### Records provided:
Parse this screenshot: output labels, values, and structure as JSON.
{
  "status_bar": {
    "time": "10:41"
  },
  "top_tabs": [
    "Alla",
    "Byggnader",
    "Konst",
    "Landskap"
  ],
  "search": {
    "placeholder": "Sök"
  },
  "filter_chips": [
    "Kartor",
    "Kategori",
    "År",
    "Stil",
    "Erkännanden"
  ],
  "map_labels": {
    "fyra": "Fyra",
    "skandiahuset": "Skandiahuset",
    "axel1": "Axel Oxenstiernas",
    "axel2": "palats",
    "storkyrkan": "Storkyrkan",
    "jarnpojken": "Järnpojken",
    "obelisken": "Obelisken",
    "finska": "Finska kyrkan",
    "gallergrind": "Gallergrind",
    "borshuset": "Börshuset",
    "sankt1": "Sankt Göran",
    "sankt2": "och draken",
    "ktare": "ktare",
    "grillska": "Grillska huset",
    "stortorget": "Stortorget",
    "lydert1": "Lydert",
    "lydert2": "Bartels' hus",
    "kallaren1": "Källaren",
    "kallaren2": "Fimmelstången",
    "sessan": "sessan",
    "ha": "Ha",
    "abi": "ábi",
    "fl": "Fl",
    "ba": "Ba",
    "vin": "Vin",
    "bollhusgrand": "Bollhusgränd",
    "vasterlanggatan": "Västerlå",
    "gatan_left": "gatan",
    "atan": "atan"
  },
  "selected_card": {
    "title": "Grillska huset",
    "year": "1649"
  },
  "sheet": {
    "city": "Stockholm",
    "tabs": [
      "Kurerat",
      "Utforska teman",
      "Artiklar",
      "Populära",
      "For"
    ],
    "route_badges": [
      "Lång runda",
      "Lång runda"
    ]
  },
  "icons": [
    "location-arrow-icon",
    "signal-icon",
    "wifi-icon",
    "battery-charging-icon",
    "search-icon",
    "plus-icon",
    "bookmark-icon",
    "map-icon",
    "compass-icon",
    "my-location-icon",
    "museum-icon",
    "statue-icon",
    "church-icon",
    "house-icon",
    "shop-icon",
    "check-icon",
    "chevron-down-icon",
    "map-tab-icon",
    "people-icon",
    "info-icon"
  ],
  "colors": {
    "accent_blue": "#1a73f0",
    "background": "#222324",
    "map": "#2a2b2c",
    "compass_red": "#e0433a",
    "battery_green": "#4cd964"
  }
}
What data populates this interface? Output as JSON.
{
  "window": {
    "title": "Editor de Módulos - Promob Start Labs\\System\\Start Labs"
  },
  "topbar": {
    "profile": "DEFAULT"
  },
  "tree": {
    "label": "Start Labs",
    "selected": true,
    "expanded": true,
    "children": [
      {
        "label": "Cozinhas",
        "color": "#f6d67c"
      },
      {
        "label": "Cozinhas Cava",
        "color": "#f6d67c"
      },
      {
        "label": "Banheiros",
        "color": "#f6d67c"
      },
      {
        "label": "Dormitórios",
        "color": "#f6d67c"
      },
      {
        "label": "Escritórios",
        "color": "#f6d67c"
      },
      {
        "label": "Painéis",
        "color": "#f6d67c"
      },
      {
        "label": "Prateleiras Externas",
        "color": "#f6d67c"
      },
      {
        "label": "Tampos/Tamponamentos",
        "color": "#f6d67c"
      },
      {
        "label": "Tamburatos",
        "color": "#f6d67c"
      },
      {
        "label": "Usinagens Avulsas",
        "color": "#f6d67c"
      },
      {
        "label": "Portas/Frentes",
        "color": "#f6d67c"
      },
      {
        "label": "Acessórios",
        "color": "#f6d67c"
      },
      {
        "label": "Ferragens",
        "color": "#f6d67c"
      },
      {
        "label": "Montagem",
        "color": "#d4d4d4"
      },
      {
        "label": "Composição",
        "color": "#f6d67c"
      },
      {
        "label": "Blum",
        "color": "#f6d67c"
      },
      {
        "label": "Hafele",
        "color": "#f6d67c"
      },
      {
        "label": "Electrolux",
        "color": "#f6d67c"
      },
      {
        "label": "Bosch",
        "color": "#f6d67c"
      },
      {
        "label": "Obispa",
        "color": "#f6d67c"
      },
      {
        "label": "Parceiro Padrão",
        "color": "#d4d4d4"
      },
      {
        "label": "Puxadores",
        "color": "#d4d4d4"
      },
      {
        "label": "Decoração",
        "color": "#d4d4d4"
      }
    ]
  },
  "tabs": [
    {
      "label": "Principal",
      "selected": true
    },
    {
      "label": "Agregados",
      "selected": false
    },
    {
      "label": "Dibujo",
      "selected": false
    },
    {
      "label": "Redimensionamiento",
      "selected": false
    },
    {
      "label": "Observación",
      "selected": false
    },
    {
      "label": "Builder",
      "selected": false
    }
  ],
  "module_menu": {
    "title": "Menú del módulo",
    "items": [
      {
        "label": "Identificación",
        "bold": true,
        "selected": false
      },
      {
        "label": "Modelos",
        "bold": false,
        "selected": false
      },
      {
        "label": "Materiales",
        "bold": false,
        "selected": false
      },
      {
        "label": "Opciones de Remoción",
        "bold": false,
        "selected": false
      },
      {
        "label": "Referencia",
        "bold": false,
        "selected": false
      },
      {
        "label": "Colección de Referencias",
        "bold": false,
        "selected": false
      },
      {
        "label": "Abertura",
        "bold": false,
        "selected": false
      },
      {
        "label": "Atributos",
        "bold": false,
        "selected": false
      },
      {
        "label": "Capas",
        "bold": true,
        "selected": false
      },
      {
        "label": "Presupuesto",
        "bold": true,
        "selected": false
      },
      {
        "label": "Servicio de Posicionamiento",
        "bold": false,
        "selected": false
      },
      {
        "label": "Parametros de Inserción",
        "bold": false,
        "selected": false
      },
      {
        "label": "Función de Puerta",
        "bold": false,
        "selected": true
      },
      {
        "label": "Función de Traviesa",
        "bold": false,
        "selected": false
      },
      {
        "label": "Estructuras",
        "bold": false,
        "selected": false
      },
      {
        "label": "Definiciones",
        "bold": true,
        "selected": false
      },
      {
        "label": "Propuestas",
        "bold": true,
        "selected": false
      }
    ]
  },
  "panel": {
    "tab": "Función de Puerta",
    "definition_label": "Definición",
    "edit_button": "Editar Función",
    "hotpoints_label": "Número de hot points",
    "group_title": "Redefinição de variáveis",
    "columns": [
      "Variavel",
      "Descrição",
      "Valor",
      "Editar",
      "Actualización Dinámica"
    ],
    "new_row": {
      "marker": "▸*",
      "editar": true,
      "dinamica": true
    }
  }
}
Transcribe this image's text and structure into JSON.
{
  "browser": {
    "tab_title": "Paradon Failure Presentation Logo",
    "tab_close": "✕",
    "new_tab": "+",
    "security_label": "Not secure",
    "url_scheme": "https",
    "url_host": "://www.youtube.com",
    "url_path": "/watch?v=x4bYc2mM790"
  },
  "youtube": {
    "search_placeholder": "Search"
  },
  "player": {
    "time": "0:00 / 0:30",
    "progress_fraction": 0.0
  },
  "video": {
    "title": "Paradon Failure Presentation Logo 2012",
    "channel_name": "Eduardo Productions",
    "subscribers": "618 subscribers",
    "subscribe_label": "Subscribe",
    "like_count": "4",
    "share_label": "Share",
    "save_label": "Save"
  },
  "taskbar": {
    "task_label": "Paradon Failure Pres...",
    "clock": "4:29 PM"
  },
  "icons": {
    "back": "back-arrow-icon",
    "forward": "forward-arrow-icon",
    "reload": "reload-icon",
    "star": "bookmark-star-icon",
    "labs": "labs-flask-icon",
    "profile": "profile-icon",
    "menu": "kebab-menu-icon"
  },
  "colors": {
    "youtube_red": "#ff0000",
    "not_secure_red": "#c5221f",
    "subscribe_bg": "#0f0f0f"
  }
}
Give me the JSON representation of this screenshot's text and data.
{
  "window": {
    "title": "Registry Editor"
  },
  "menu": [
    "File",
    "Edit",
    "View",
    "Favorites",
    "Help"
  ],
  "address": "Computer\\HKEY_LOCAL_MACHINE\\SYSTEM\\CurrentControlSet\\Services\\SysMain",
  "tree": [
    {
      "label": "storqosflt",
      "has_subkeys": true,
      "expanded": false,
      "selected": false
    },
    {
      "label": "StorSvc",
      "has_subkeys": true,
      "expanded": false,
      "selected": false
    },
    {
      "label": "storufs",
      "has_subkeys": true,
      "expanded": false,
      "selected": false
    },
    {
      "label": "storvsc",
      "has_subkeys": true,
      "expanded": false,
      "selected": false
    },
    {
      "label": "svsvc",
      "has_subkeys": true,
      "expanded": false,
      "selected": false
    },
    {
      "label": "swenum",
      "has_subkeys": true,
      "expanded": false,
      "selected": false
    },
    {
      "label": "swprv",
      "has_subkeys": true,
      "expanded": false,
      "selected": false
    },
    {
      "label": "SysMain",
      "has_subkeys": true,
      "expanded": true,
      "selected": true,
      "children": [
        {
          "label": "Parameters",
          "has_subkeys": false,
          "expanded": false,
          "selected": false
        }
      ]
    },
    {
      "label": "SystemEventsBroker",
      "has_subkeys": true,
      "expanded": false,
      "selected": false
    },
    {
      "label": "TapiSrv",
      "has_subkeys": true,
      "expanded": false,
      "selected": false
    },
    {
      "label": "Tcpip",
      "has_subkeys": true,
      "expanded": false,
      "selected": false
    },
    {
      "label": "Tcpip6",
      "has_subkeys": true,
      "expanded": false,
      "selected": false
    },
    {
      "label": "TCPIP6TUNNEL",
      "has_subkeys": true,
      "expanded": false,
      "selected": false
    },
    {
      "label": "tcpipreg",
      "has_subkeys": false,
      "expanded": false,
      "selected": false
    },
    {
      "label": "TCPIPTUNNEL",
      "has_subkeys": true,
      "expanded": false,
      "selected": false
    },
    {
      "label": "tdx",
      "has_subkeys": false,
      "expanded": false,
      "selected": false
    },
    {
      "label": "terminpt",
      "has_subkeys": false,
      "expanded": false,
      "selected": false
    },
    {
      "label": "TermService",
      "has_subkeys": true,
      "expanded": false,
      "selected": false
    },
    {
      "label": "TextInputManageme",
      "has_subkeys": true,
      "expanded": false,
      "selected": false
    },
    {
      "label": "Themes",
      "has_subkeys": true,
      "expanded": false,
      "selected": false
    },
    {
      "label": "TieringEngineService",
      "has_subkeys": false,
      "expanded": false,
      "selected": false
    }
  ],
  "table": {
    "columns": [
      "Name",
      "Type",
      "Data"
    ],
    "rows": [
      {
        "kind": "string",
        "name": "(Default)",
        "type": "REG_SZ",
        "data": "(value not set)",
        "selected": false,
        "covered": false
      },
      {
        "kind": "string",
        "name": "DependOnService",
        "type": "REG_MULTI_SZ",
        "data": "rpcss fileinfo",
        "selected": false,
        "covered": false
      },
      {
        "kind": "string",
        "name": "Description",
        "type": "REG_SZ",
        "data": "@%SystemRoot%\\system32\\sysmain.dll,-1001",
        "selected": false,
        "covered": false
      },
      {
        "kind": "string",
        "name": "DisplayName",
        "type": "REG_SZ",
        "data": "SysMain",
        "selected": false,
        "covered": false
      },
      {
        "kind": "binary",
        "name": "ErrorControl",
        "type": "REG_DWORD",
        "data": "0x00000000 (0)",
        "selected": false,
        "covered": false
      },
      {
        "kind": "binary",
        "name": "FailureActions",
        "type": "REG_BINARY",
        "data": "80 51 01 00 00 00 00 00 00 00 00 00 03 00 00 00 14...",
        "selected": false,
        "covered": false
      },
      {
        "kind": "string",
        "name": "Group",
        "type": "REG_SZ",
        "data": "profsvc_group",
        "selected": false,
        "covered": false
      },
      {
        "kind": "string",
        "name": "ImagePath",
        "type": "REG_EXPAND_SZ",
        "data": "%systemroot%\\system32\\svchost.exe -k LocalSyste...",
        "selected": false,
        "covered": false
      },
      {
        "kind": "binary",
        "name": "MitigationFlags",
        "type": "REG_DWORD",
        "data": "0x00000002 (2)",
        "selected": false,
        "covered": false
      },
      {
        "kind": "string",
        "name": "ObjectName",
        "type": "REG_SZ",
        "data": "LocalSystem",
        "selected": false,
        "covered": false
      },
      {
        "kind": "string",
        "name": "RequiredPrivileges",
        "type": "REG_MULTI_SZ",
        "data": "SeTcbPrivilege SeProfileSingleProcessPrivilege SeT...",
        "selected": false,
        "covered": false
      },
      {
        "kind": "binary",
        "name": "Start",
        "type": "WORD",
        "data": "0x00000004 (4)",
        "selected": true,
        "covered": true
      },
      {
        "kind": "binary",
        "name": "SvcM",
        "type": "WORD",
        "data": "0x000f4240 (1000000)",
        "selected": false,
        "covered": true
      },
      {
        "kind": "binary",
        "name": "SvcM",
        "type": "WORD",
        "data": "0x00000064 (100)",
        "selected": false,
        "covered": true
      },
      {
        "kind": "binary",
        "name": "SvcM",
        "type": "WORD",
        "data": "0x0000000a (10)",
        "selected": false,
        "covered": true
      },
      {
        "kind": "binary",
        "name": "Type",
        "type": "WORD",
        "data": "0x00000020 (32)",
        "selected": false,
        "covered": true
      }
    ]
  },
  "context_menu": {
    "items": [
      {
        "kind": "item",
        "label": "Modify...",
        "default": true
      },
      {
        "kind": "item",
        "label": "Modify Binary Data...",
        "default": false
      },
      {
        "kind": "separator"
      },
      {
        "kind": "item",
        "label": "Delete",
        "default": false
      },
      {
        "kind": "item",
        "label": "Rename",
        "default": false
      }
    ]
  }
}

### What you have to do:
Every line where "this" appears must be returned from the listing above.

### Result:
Parse this screenshot: output labels, values, and structure as JSON.
What data populates this interface? Output as JSON.
Transcribe this image's text and structure into JSON.
Give me the JSON representation of this screenshot's text and data.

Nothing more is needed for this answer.